EXERCISE DESCRIPTION
Copy every line below exactly.

Collection entries:
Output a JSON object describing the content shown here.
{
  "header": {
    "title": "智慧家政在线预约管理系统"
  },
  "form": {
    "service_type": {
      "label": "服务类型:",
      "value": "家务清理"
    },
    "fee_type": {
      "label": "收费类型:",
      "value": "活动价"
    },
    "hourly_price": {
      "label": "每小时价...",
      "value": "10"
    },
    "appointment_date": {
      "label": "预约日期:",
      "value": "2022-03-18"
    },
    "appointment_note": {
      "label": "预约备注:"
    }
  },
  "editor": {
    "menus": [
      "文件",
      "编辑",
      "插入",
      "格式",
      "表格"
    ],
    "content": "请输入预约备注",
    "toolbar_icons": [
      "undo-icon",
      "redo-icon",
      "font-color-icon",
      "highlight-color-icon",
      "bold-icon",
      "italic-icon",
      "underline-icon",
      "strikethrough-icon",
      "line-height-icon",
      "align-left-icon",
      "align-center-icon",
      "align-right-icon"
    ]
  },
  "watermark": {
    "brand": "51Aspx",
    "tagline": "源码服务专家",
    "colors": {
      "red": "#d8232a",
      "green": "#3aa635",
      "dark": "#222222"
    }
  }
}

TASK ANSWER
Output a JSON object describing the content shown here.
{
  "header": {
    "title": "智慧家政在线预约管理系统"
  },
  "form": {
    "service_type": {
      "label": "服务类型:",
      "value": "家务清理"
    },
    "fee_type": {
      "label": "收费类型:",
      "value": "活动价"
    },
    "hourly_price": {
      "label": "每小时价...",
      "value": "10"
    },
    "appointment_date": {
      "label": "预约日期:",
      "value": "2022-03-18"
    },
    "appointment_note": {
      "label": "预约备注:"
    }
  },
  "editor": {
    "menus": [
      "文件",
      "编辑",
      "插入",
      "格式",
      "表格"
    ],
    "content": "请输入预约备注",
    "toolbar_icons": [
      "undo-icon",
      "redo-icon",
      "font-color-icon",
      "highlight-color-icon",
      "bold-icon",
      "italic-icon",
      "underline-icon",
      "strikethrough-icon",
      "line-height-icon",
      "align-left-icon",
      "align-center-icon",
      "align-right-icon"
    ]
  },
  "watermark": {
    "brand": "51Aspx",
    "tagline": "源码服务专家",
    "colors": {
      "red": "#d8232a",
      "green": "#3aa635",
      "dark": "#222222"
    }
  }
}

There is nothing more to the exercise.